- _EXERCISE OBJECTIVE_
Leave the pictures out and give every entry again exactly.

Entries from a dataset of interfaces
---------------

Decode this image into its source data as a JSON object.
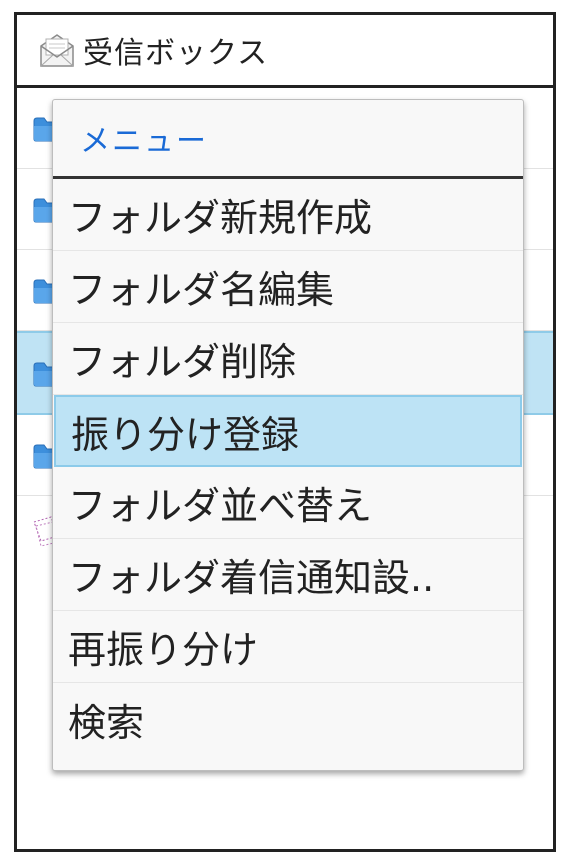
{
  "header": {
    "title": "受信ボックス",
    "icon": "envelope-open-icon"
  },
  "background_list": {
    "rows": [
      {
        "icon": "folder-icon"
      },
      {
        "icon": "folder-icon"
      },
      {
        "icon": "folder-icon"
      },
      {
        "icon": "folder-icon",
        "selected": true
      },
      {
        "icon": "folder-icon"
      },
      {
        "icon": "mail-stack-icon"
      }
    ]
  },
  "menu": {
    "title": "メニュー",
    "items": [
      {
        "label": "フォルダ新規作成"
      },
      {
        "label": "フォルダ名編集"
      },
      {
        "label": "フォルダ削除"
      },
      {
        "label": "振り分け登録",
        "highlighted": true
      },
      {
        "label": "フォルダ並べ替え"
      },
      {
        "label": "フォルダ着信通知設.."
      },
      {
        "label": "再振り分け"
      },
      {
        "label": "検索"
      }
    ]
  },
  "colors": {
    "accent": "#1a6ad6",
    "highlight": "#bde3f5",
    "frame": "#222222"
  }
}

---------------

- _TASK ANSWER_
Decode this image into its source data as a JSON object.
{
  "header": {
    "title": "受信ボックス",
    "icon": "envelope-open-icon"
  },
  "background_list": {
    "rows": [
      {
        "icon": "folder-icon"
      },
      {
        "icon": "folder-icon"
      },
      {
        "icon": "folder-icon"
      },
      {
        "icon": "folder-icon",
        "selected": true
      },
      {
        "icon": "folder-icon"
      },
      {
        "icon": "mail-stack-icon"
      }
    ]
  },
  "menu": {
    "title": "メニュー",
    "items": [
      {
        "label": "フォルダ新規作成"
      },
      {
        "label": "フォルダ名編集"
      },
      {
        "label": "フォルダ削除"
      },
      {
        "label": "振り分け登録",
        "highlighted": true
      },
      {
        "label": "フォルダ並べ替え"
      },
      {
        "label": "フォルダ着信通知設.."
      },
      {
        "label": "再振り分け"
      },
      {
        "label": "検索"
      }
    ]
  },
  "colors": {
    "accent": "#1a6ad6",
    "highlight": "#bde3f5",
    "frame": "#222222"
  }
}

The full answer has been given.